While Chicago's rising rents, slowly recovering condo market, and record foreign investment are good omens for the city's real estate market, a recent report pegged Chicago dead last among the 20 largest cities in the US when it came to average home price growth. Chicago's economic recovery may be alive and well around the city's downtown core and a select number of trendy, rapidly-gentrifying neighborhoods, but the post-recession economic landscape of many Chicago communities remains quite bleak. The data from the S&P/Case-Shiller Home Price Index shows the price of Chicago homes grew at a rate of just 1.3% in 2015 — a figure lagging well behind the national average of 4-5% during the same period.

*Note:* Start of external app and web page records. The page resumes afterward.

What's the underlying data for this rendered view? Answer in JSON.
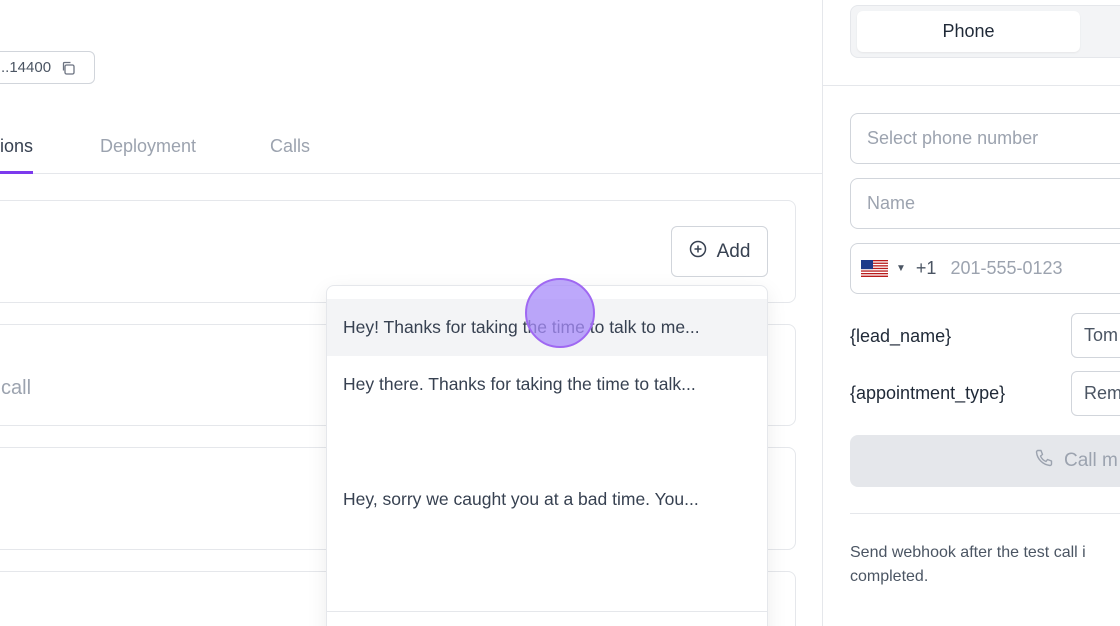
{
  "agent": {
    "id_text": "..14400",
    "copy_icon": "copy-icon"
  },
  "tabs": [
    {
      "label": "ions",
      "active": true
    },
    {
      "label": "Deployment",
      "active": false
    },
    {
      "label": "Calls",
      "active": false
    }
  ],
  "cards": {
    "second_text": "call"
  },
  "add_button": {
    "label": "Add",
    "icon": "plus-circle-icon"
  },
  "dropdown": {
    "options": [
      "Hey! Thanks for taking the time to talk to me...",
      "Hey there. Thanks for taking the time to talk...",
      "Hey, sorry we caught you at a bad time. You..."
    ]
  },
  "sidebar": {
    "mode_tab": "Phone",
    "phone_select_placeholder": "Select phone number",
    "name_placeholder": "Name",
    "country_code": "+1",
    "phone_placeholder": "201-555-0123",
    "variables": [
      {
        "label": "{lead_name}",
        "value": "Tom"
      },
      {
        "label": "{appointment_type}",
        "value": "Rem"
      }
    ],
    "call_button_label": "Call m",
    "webhook_text": "Send webhook after the test call i completed."
  },
  "colors": {
    "accent": "#7c3aed",
    "cursor": "#a78bfa"
  }
}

Speaking recently on WTTW's Chicago Tonight, Crain's reporter Dennis Rodkin discussed current trends in Chicago home prices and the reasons behind the Windy City's slow recovery. While Rodkin highlighted high prices in affluent neighborhoods such as Bucktown and Wicker Park pushing values higher northward along Milwaukee Avenue as well as a westward price boom occurring along the recently-opened 606 trail, he pointed to an oversupply of distressed properties, such as short-sales and foreclosures, on the city's south and west sides as main a contributor of Chicago's poor performance. Chicago ranks fifth in the nation when it comes to distressed properties and second highest in underwater mortgages — where more money is owed on a home than the property is ultimately worth.

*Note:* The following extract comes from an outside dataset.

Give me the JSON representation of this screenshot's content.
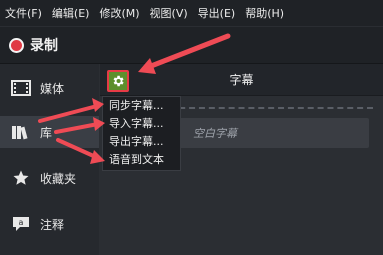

While the depressed market may be good for young homebuyers willing to take a risk, poor job growth, violence, and stagnant city services have all but stymied demand for properties in many neighborhoods. According to Rodkin, these factors, coupled with the continued outward migration of residents leaving the state, have further decreased demand and dragged down home prices. It also remains to be seen how Chicago's latest property tax increases will affect demand. Though 2015 saw the Chicago real estate market produce many positive stories, the surplus of distressed homes, stagnant demand, and shrinking populations will be a continuing concern in 2016 and most likely beyond.
·Chicago Home Price Growth Lowest Among 20 Major Cities [Chicago Tonight]
·City Center Homes Are on the Rise, But Why Have They Risen? [Curbed Chicago]
·Market Reports archives [Curbed Chicago]